== INFORMATION

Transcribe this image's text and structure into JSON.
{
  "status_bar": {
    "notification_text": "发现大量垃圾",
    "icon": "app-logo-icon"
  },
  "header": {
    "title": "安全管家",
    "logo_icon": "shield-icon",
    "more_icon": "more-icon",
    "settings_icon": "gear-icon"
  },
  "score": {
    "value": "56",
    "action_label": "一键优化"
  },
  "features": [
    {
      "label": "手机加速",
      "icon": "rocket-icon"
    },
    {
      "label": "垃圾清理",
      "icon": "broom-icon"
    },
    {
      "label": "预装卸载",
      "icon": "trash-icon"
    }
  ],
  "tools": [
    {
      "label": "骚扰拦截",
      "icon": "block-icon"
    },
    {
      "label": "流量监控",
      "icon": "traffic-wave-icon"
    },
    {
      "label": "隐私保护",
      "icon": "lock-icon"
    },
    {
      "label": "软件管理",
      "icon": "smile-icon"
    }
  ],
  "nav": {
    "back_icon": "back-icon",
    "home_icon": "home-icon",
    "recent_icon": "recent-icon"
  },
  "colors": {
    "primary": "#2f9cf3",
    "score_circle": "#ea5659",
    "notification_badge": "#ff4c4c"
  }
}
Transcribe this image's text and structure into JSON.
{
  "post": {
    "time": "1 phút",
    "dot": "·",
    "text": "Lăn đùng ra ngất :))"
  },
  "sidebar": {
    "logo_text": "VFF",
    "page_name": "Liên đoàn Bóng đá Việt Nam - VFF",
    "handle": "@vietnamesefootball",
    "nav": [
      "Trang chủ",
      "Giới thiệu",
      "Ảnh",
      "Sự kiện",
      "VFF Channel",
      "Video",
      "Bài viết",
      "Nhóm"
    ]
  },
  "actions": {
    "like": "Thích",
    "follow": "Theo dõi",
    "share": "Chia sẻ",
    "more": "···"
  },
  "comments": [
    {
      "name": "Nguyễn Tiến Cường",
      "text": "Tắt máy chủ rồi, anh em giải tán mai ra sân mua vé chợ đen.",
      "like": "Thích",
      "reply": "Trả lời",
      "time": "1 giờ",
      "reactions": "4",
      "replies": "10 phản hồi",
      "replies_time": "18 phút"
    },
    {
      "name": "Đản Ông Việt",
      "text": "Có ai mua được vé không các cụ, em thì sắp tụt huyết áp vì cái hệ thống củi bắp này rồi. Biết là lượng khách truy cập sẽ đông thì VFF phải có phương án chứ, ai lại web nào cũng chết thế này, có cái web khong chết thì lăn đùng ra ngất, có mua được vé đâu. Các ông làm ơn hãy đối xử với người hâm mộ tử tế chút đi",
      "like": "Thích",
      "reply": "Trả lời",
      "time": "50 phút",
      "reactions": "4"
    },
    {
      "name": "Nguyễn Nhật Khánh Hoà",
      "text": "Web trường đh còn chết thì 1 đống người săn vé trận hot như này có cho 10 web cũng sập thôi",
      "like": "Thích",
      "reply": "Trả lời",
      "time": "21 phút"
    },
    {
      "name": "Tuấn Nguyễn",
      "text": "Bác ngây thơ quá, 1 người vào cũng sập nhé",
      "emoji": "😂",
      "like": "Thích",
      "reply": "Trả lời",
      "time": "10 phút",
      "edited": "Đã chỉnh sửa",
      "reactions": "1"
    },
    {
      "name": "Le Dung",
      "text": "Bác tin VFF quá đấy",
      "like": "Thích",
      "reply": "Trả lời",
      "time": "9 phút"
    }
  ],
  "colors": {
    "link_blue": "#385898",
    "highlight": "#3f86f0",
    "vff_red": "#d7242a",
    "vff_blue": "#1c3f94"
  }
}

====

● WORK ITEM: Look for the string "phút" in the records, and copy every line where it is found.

● EXERCISE OUTPUT:
    "time": "1 phút",
      "replies_time": "18 phút"
      "time": "50 phút",
      "time": "21 phút"
      "time": "10 phút",
      "time": "9 phút"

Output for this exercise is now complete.